→ **Task requirements**
Report the count of lines below in which the string "participação" occurs; include nothing else.

Excerpts from a dataset:

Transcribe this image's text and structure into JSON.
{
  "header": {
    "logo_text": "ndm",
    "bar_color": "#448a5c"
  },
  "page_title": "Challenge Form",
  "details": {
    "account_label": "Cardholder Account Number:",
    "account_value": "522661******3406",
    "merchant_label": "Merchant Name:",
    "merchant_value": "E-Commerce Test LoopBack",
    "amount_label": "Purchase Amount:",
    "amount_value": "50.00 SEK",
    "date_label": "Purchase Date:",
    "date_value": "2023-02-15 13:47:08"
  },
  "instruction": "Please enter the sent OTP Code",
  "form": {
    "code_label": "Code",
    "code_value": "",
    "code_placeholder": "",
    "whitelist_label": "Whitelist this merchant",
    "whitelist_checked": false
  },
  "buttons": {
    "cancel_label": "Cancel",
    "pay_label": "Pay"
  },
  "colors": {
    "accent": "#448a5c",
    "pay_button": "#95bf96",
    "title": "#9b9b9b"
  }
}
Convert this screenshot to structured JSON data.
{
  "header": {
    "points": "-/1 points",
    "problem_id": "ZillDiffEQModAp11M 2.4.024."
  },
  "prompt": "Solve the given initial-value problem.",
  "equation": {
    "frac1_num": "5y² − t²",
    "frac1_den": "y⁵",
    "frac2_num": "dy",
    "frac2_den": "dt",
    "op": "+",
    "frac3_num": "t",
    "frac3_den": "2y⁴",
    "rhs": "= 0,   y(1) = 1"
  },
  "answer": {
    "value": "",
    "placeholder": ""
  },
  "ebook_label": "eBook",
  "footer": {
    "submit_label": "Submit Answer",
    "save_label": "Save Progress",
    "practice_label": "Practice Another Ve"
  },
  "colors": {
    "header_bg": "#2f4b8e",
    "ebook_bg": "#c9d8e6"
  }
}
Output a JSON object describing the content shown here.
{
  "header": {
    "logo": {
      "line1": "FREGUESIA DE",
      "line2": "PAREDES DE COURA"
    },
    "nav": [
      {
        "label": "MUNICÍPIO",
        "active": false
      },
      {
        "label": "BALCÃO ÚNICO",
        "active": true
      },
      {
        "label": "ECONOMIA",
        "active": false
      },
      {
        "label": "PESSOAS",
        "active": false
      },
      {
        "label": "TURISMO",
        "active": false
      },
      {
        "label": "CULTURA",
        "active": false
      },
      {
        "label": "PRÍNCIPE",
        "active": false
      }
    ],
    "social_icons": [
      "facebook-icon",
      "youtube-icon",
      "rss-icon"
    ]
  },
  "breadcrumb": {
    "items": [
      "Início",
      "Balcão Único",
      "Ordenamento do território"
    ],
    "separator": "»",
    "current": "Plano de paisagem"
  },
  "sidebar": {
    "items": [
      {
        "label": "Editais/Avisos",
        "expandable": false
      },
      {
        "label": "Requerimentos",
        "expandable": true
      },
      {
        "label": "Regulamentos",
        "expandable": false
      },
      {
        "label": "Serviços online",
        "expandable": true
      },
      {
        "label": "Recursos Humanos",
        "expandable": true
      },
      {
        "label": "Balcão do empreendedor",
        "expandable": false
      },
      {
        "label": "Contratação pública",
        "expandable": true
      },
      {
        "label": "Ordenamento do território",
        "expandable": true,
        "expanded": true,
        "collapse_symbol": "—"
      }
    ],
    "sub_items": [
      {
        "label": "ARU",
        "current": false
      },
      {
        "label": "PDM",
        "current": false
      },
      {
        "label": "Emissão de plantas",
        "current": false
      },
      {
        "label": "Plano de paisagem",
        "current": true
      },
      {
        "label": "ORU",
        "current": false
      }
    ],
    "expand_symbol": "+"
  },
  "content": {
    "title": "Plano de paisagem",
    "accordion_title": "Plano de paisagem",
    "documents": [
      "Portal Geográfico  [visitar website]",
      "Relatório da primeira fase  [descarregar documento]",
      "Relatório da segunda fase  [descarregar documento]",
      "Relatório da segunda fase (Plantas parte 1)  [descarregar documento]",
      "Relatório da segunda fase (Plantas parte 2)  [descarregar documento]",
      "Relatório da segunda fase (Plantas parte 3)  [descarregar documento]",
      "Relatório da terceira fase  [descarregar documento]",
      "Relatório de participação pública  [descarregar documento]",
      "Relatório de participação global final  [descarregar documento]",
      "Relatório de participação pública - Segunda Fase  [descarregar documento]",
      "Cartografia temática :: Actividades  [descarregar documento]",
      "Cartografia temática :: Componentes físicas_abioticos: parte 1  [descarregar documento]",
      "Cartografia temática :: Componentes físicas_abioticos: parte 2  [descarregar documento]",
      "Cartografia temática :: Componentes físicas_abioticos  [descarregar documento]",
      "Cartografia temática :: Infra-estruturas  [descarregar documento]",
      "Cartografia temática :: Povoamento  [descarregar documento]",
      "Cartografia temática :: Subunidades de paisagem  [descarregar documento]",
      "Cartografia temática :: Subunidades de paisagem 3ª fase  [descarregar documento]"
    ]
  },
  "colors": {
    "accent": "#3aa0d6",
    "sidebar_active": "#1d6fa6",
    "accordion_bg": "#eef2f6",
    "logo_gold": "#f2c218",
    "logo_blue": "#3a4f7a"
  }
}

→ **Response to this exercise**
3